Before anybody got whacked, any wife threatened her husband with divorce, and any restaurant burned down, The Sopranos started with a guy walking into a psychiatrist’s office. That patient-in-therapy element of the series remained essential to the show until its conclusion.
And though it all began with Tony Soprano (James Gandolfini) going to see Dr. Jennifer Melfi (Lorraine Bracco), every member of the Soprano household (including Aida Turturro’s Janice) ended up on the couch speaking to a mental-health professional at some point in the series.
In “Second Opinion” (season 3 episode 7), Tony’s wife Carmela (Edie Falco) takes the recommendation of Melfi and goes to see another shrink, Dr. Krakower. During their talk, Krakower utters an especially chilling phrase. “One thing you can never say: that you haven’t been told,” he says.
On the July 27 edition of the Talking Sopranos podcast, producer-writer Terence Winter revealed that legendary film director Mike Nichols nearly played Krakower. But though Sopranos producers thought he played it well Nichols decided against taking the part.
Mike Nichols read for the part of Carmela’s psychiatrist
Speaking with Talking Sopranos co-hosts Steve Schirripa (Bobby Baccala) and Michael Imperioli (Christopher Moltisanti), Winter pointed out that it wasn’t unusual for even an Oscar winner on Nichols’ level to read for a part on The Sopranos. After all, everyone read for creator David Chase before coming aboard.

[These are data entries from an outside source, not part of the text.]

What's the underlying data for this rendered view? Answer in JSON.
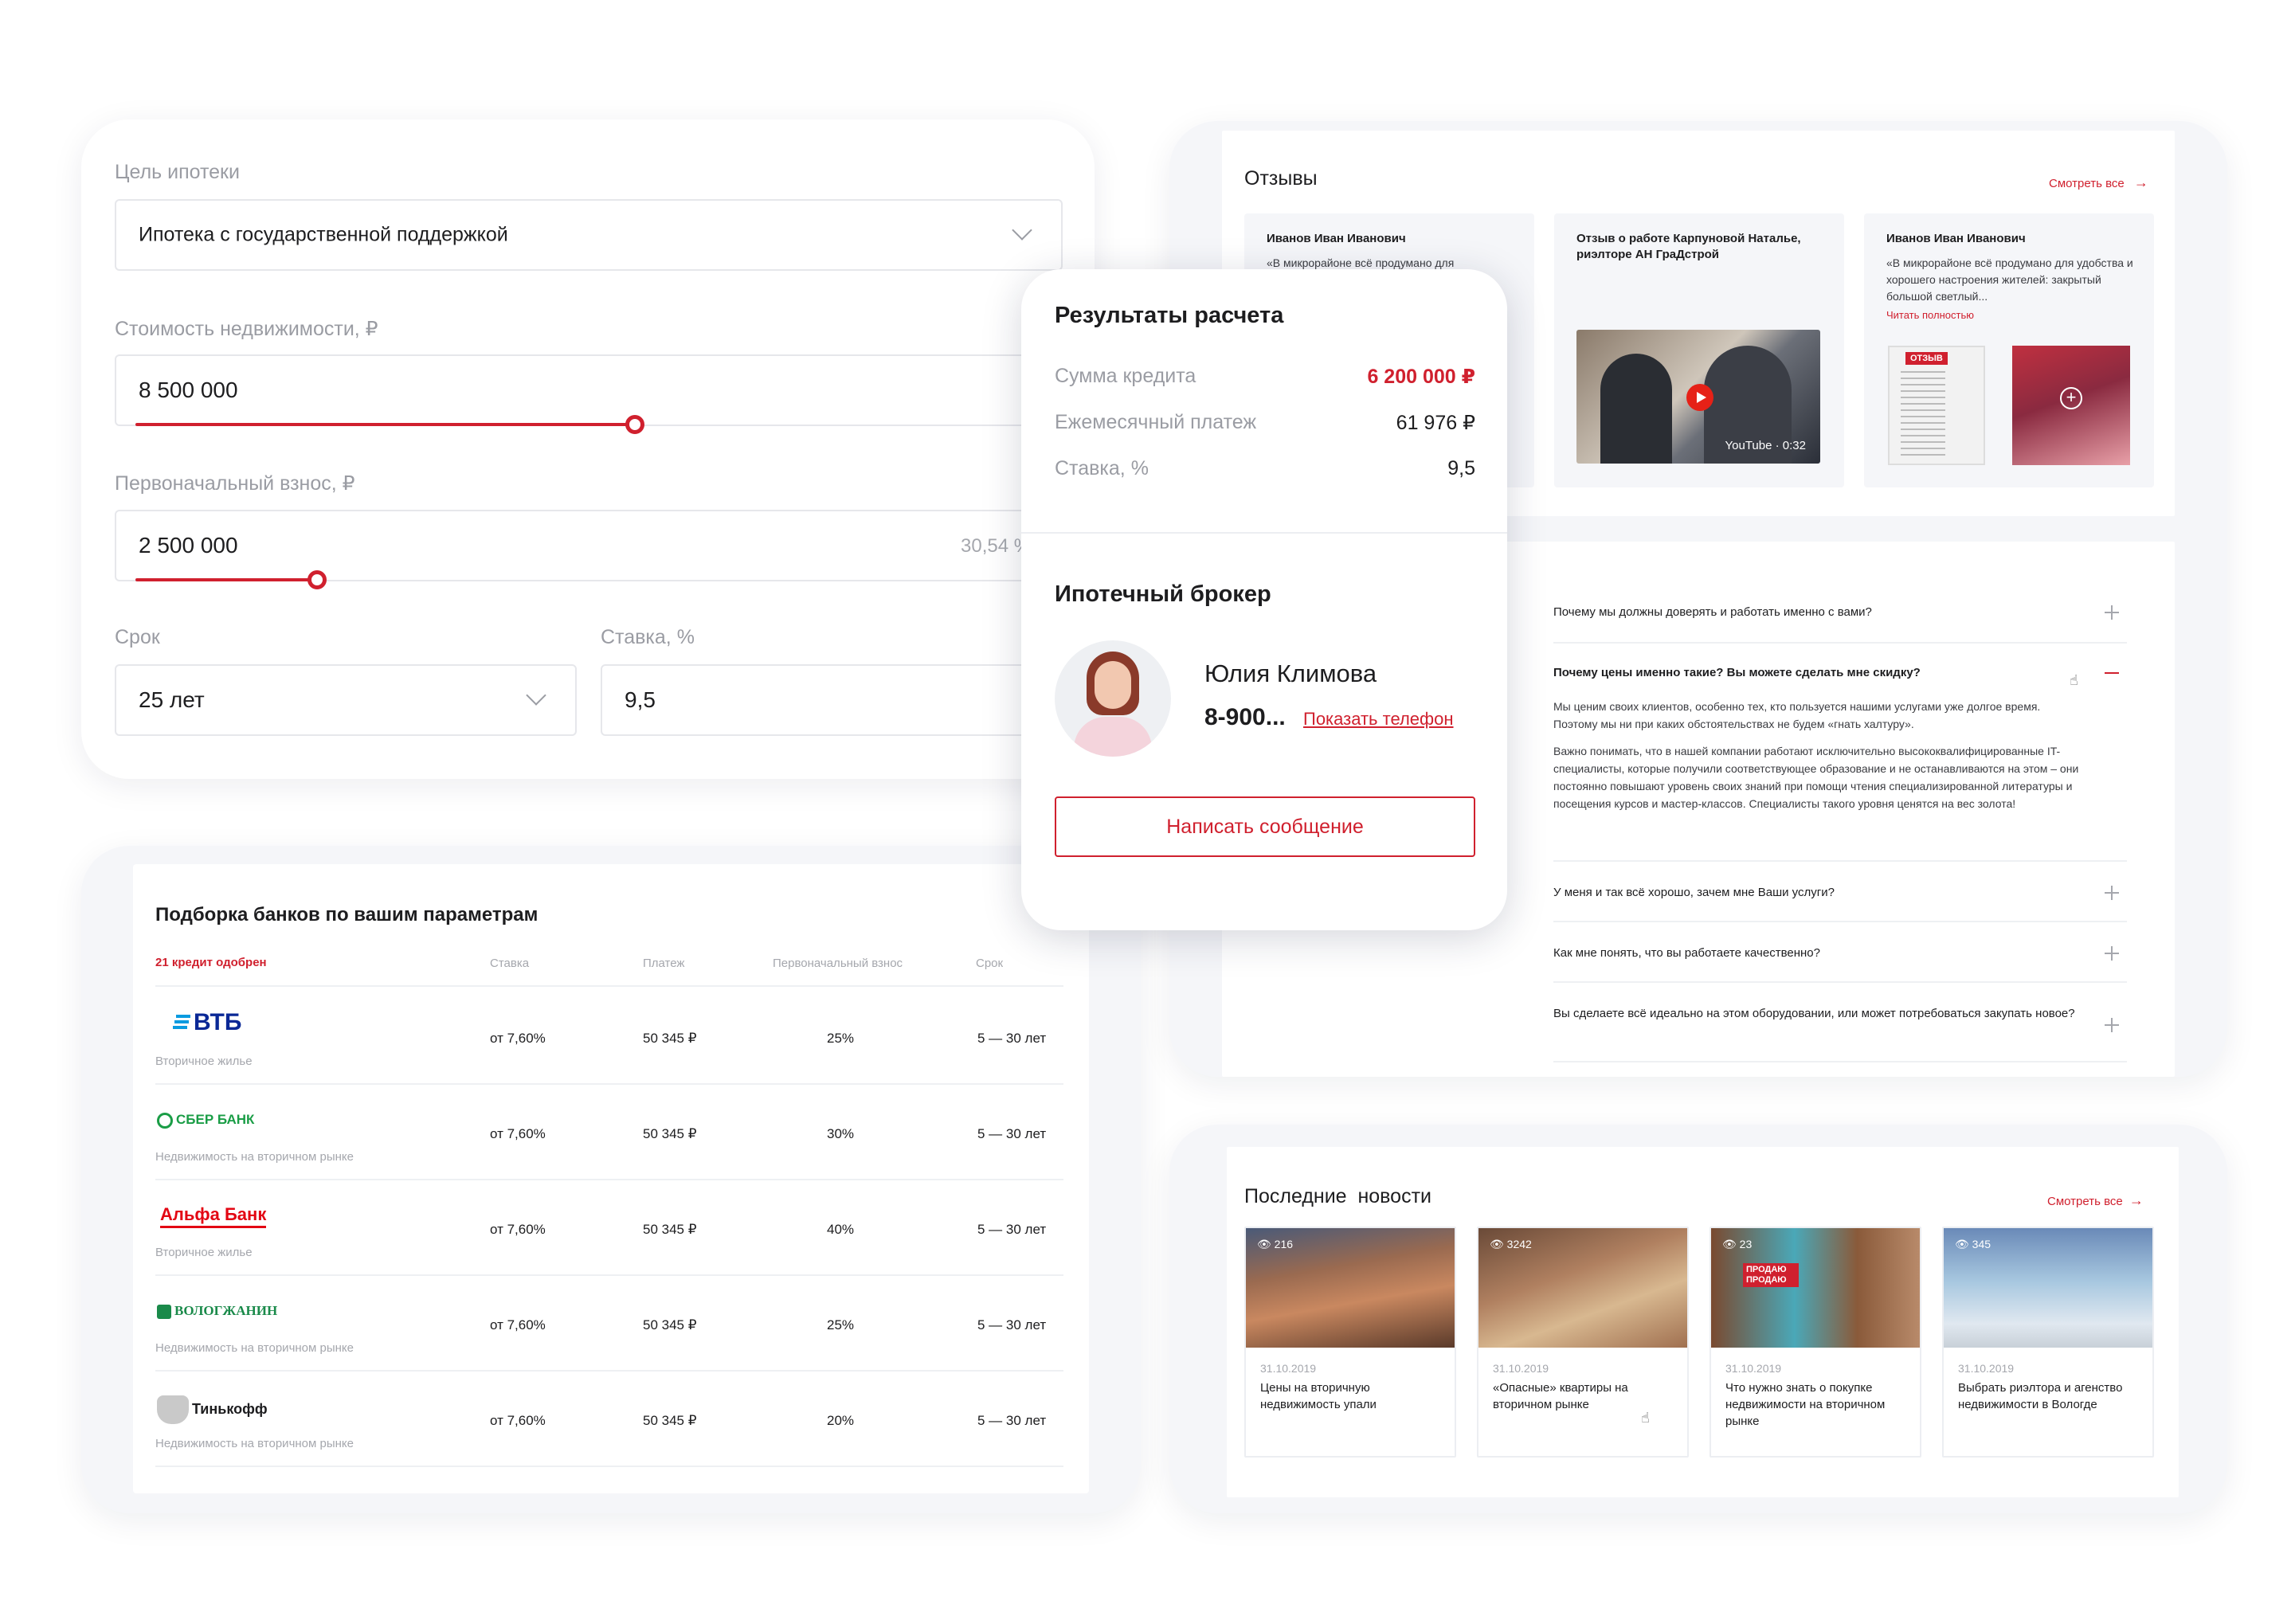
{
  "calculator": {
    "purpose_label": "Цель ипотеки",
    "purpose_value": "Ипотека с государственной поддержкой",
    "price_label": "Стоимость недвижимости, ₽",
    "price_value": "8 500 000",
    "price_slider_fraction": 0.55,
    "down_label": "Первоначальный взнос, ₽",
    "down_value": "2 500 000",
    "down_percent": "30,54 %",
    "down_slider_fraction": 0.2,
    "term_label": "Срок",
    "term_value": "25 лет",
    "rate_label": "Ставка, %",
    "rate_value": "9,5"
  },
  "results": {
    "title": "Результаты расчета",
    "loan_label": "Сумма кредита",
    "loan_value": "6 200 000 ₽",
    "monthly_label": "Ежемесячный платеж",
    "monthly_value": "61 976 ₽",
    "rate_label": "Ставка, %",
    "rate_value": "9,5",
    "broker_title": "Ипотечный брокер",
    "broker_name": "Юлия Климова",
    "broker_phone": "8-900...",
    "show_phone": "Показать телефон",
    "message_button": "Написать сообщение"
  },
  "banks": {
    "title": "Подборка банков по вашим параметрам",
    "approved": "21 кредит одобрен",
    "headers": {
      "rate": "Ставка",
      "payment": "Платеж",
      "down": "Первоначальный взнос",
      "term": "Срок"
    },
    "rows": [
      {
        "name": "ВТБ",
        "type": "Вторичное жилье",
        "rate": "от 7,60%",
        "payment": "50 345 ₽",
        "down": "25%",
        "term": "5 — 30 лет"
      },
      {
        "name": "СБЕР БАНК",
        "type": "Недвижимость на вторичном рынке",
        "rate": "от 7,60%",
        "payment": "50 345 ₽",
        "down": "30%",
        "term": "5 — 30 лет"
      },
      {
        "name": "Альфа Банк",
        "type": "Вторичное жилье",
        "rate": "от 7,60%",
        "payment": "50 345 ₽",
        "down": "40%",
        "term": "5 — 30 лет"
      },
      {
        "name": "ВОЛОГЖАНИН",
        "type": "Недвижимость на вторичном рынке",
        "rate": "от 7,60%",
        "payment": "50 345 ₽",
        "down": "25%",
        "term": "5 — 30 лет"
      },
      {
        "name": "Тинькофф",
        "type": "Недвижимость на вторичном рынке",
        "rate": "от 7,60%",
        "payment": "50 345 ₽",
        "down": "20%",
        "term": "5 — 30 лет"
      }
    ]
  },
  "reviews": {
    "title": "Отзывы",
    "see_all": "Смотреть все",
    "items": [
      {
        "author": "Иванов Иван Иванович",
        "text": "«В микрорайоне всё продумано для"
      },
      {
        "author": "Отзыв о работе Карпуновой Наталье, риэлторе АН ГраДстрой",
        "video_label": "YouTube · 0:32"
      },
      {
        "author": "Иванов Иван Иванович",
        "text": "«В микрорайоне всё продумано для удобства и хорошего настроения жителей: закрытый большой светлый...",
        "read_more": "Читать полностью",
        "badge": "ОТЗЫВ"
      }
    ]
  },
  "faq": {
    "items": [
      {
        "q": "Почему мы должны доверять и работать именно с вами?"
      },
      {
        "q": "Почему цены именно такие? Вы можете сделать мне скидку?",
        "a1": "Мы ценим своих клиентов, особенно тех, кто пользуется нашими услугами уже долгое время. Поэтому мы ни при каких обстоятельствах не будем «гнать халтуру».",
        "a2": "Важно понимать, что в нашей компании работают исключительно высококвалифицированные IT-специалисты, которые получили соответствующее образование и не останавливаются на этом – они постоянно повышают уровень своих знаний при помощи чтения специализированной литературы и посещения курсов и мастер-классов. Специалисты такого уровня ценятся на вес золота!"
      },
      {
        "q": "У меня и так всё хорошо, зачем мне Ваши услуги?"
      },
      {
        "q": "Как мне понять, что вы работаете качественно?"
      },
      {
        "q": "Вы сделаете всё идеально на этом оборудовании, или может потребоваться закупать новое?"
      }
    ]
  },
  "news": {
    "title": "Последние  новости",
    "see_all": "Смотреть все",
    "items": [
      {
        "views": "216",
        "date": "31.10.2019",
        "title": "Цены на вторичную недвижимость упали"
      },
      {
        "views": "3242",
        "date": "31.10.2019",
        "title": "«Опасные» квартиры на вторичном рынке"
      },
      {
        "views": "23",
        "date": "31.10.2019",
        "title": "Что нужно знать о покупке недвижимости на вторичном рынке",
        "badge": "ПРОДАЮ ПРОДАЮ"
      },
      {
        "views": "345",
        "date": "31.10.2019",
        "title": "Выбрать риэлтора и агенство недвижимости в Вологде"
      }
    ]
  },
  "colors": {
    "accent": "#d0202e",
    "text": "#1d1d1f",
    "muted": "#9a9ca3",
    "panel": "#f5f6f9"
  }
}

“David’s policy was, ‘I just need to see you do it,'” Winter said. “You know, ‘No offense. There’s no offense. We’re making a huge investment in you and I just need to hear it.’ Mike Nichols even read.” Not only that, Winter said Nichols handled it very well and was set to play the part.
“Mike Nichols actually went to the read-through,” Winter recalled. “After the read-through he came up to David and said, ‘I don’t think I’m right for this part.'” Winter said Chase was surprised because he thought Nichols played it great. However, Nichols disagreed and left it there.
Nichols thought another actor would play Dr. Krakower better
Winters couldn’t help but laugh recalling the conversation between Nichols and Chase. (Imagine someone dropping out after landing a Sopranos role.) “David said, ‘What are you talking about? I thought you did a great job.’ And Nichols said, ‘I’m telling you. I’m not right for this.'”
As Winter told it, Nichols said he’d still love to be on The Sopranos — just not playing Krakower. So that put producers back on the hunt for an actor to play the part. And they found an excellent replacement in Sully Boyar, at that point in his fourth decade as an actor.
This story (among so many others) shows how blessed The Sopranos was as a production. After losing Mike Nichols, producers had Boyar come in to play the role. In the end, the late Nichols knew best. And Boyar, who acted in Dog Day Afternoon and Prizzi’s Honor, came through in his last performance. He passed away one month before “Second Opinion” aired.